Out in front is American ocean racer Brad Van Liew, who has been struggling with a cold and lack of sleep since starting the race on Sunday. “It is definitely a bit strange, getting back in the groove after so long away from solo racing,” he said, “but lots of work aboard keeps my mind off shore side life, and things will settle in soon. Looking forward to being more at home out here!”
Polish racer Gutek and Canadian Derek Hatfield have been pushing hard as the fleet move out of the Bay of Biscay and into the Atlantic. Lack of sleep is taking its toll on Derek, currently in fourth place. “All is well aboard though I am frustrated with my position as you might expect,” he said. “I have been unable to sleep since the start and it has affected my sailing and decision making. The light air is more frustrating than any other because you have to concentrate so much more.”
Belgian ocean racer Christophe Bullens is due to restart the race in the next couple of days after returning to La Rochelle to complete final preparations. Christophe had to sail a 48-hour qualification passage on his new Eco 60 Five Oceans of Smiles too after his previous yacht was dismasted en route to La Rochelle two weeks before the start of the race.
Weather-wise the westbound boats are likely to have to sail within 150 miles of the Azores if they are to skirt around to the favourable west side of the depression, or a further 160-170 miles of sailing west for the Polish race leader, although with the system moving gradually southeast they will be able to cut the corner tonight putting them into a favourable band of 25-30 knot northeasterlies to propel them south. Generally 'getting west' is a struggle on this race course, so Gutkowski and van Liew will benefit in the long term from having made this move early.

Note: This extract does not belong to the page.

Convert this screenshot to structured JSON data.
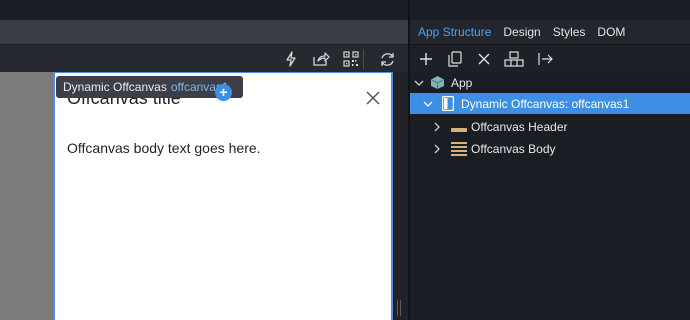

As to the fate of CSM - he looks set to be dogged by light winds and it won't be until tomorrow afternoon that the wind fills in from the north for him. By then the leaders will have done a horizon job.